After a successful tour of KwaZulu-Natal, Think Theatre has brought the Bard’s greatest tragedies – Hamlet and Othello – to Johannesburg and Pretoria.
Both productions, under the helm of multi-award winning director, writer, teacher and actress Clare Mortimer, will be running in tandem at venues in Johannesburg and Pretoria.
Tonight caught up with Mortimer to find out a little more about the shows.
Shedding light on what was keeping her busy before overseeing these two stage productions, she shared: “In December I was working on two shows for children at a theatre in Durban, and before that I was touring the country with A Voice I Cannot Silence by Ralph Lawson and Greg Homan. The work on the Shakespeare season takes up a good bit of the year. Margie Coppen and I co-produce the shows.”
Asked about her role as a director, she revealed: “I began helping Garth Anderson with his productions when I moved to Durban in 2002. Margie had been marketing and booking for him for a while then. Garth became ill in the early stages of rehearsal and I fell into the role of director by default – that was for King Lear. When it became difficult for him to get around I took over completely. Margie and I agreed to increase the production budgets to include full sets and costumes. Furthermore, we decided to tour the productions.
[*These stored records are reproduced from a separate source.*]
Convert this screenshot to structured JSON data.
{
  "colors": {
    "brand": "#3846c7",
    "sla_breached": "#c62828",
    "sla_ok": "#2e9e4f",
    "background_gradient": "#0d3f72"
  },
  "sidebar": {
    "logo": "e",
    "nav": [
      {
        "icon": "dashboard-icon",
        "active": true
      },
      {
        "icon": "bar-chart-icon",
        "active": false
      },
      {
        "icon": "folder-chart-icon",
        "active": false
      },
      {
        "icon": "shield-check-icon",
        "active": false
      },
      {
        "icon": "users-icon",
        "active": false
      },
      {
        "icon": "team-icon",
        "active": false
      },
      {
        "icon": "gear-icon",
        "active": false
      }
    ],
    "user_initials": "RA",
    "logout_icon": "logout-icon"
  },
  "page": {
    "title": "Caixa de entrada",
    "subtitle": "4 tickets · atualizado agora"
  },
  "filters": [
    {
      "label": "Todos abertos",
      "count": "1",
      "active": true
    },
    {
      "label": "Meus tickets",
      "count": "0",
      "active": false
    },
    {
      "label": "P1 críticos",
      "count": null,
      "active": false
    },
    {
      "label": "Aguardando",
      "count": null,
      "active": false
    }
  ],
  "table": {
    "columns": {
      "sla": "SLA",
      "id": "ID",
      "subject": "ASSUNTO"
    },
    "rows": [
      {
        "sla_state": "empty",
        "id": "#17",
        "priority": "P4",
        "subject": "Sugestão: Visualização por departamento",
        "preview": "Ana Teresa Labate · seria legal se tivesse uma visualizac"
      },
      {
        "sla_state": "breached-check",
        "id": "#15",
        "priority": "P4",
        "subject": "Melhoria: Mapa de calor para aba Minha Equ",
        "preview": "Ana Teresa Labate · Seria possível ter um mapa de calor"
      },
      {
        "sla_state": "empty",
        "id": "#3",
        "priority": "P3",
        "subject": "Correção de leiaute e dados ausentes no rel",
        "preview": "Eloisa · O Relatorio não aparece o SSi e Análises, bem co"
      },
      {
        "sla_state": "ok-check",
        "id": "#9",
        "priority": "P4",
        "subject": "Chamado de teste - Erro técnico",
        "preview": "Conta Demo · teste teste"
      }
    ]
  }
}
“It feels like a good fit for me. Shakespeare is so very much alive and relevant in our day, and it brings immense joy to me to be able to produce and perform these genius works for young learners. I am inspired by our audiences, most of whom are second-language speakers, as I am by the text and its acute observation of the human condition.”
She also praised the brilliant and talented cast for their commitment to fulfilling Think Theatre’s mandate.
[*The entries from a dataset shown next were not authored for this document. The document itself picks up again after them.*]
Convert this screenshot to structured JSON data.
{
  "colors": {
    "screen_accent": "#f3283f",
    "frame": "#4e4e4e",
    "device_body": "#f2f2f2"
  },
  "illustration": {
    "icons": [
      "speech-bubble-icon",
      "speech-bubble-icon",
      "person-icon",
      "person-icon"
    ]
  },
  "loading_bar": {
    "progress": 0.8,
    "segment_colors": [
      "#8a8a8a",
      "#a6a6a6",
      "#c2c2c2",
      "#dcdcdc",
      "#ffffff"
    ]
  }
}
Durban Theatre award winner Nhlakanipho Manqele is the lead in Othello with Chris van Rensburg as Iago and Bryan Hiles is at the heartbeat of the second play, Hamlet.
She noted: “Nhlaka and I had worked together before, a while ago. I was struck mostly by his commanding voice. I saw him in a few shows after this and knew he would make a fine Othello. He wasn’t so sure. Once I had gagged and bound him and driven him blindfolded to a dark forest, he saw the light and agreed to give it a go.
“Chris van Rensberg I auditioned in Joburg last year. And though he is a gentle soul, I knew his erudition and intelligence would give a multi-layered attack to the character of Iago. And he is great in the role.
“Bryan Hiles and I don’t work a lot together, but he is probably the most versatile actor I know. He has an honesty and lack of ‘staginess’ that suits the way I think we should work these texts.”
As the director of both offerings, Mortimer uses her innate understanding of Shakespeare as well her ability to impart knowledge to her advantage.
She explained: “I think having taught at school helps in two ways. I understand the texts thoroughly, and love them, too. More than that, I know very well what drives the plays, what can be cut, what must be there, what must be emphasised and what is trifling. I understand, too, what the learners take away from it, and what they need to see and hear. It all sits well with the ease I like my cast to have on stage. No declaiming, no reverence. Just tell the story and do it well.”
As for her female leads, she offered: “Cara Roberts plays Ophelia and Desdemona and she is a rare find. She is tiny in stature but could light a city with her energy and chops. Desdemona, particularly, is singularly brave in her choices. She certainly makes her mark.”
What can theatregoers expect?
She hinted: “Expect no frilly shirts, pantaloons and tunics. Expect a full set. That’s all I am saying about that. Though both shows have a concept, they are neither modern nor ‘period’. They are accessible but not tied to a time or place.”
Mortimer continued: “Margie and I are committed to reaching as many learners as we can, and while the show has its costs, of course, we are determined to access the far-flung and often indigent areas. In KZN, our outreach is more developed that in Gauteng.
There we travel into the Battlefields, up and down the North and South Coast, the Midlands as well as central Durban. In Gauteng, we have been able to offer our usual discounted or complimentary tickets to indigent schools. We did try to team up with an organisation on the Highveld who were better placed to source where we would be needed, but it hasn’t quite worked out as yet. We will continue to investigate.”
After this run, she is back in Durban for Greg King’s James and the Giant Peach.
She shared: “Greg directs and designs – big treat there. And I get to play with Be Henwood, Nhlaka, Bryan, dear Peter Court and Lyle Buxton.”
Runs at University of Johannesburg until May 19, then at Brooklyn Theatre, Pretoria.
The outreach performances will be at Pretoria University from May 29 to 31. School shows: 9am and 12pm daily. Public evening shows: 7pm on Thursday and May 16.
**To book contact Doreen Stanley: [email protected] or 084 556 0668.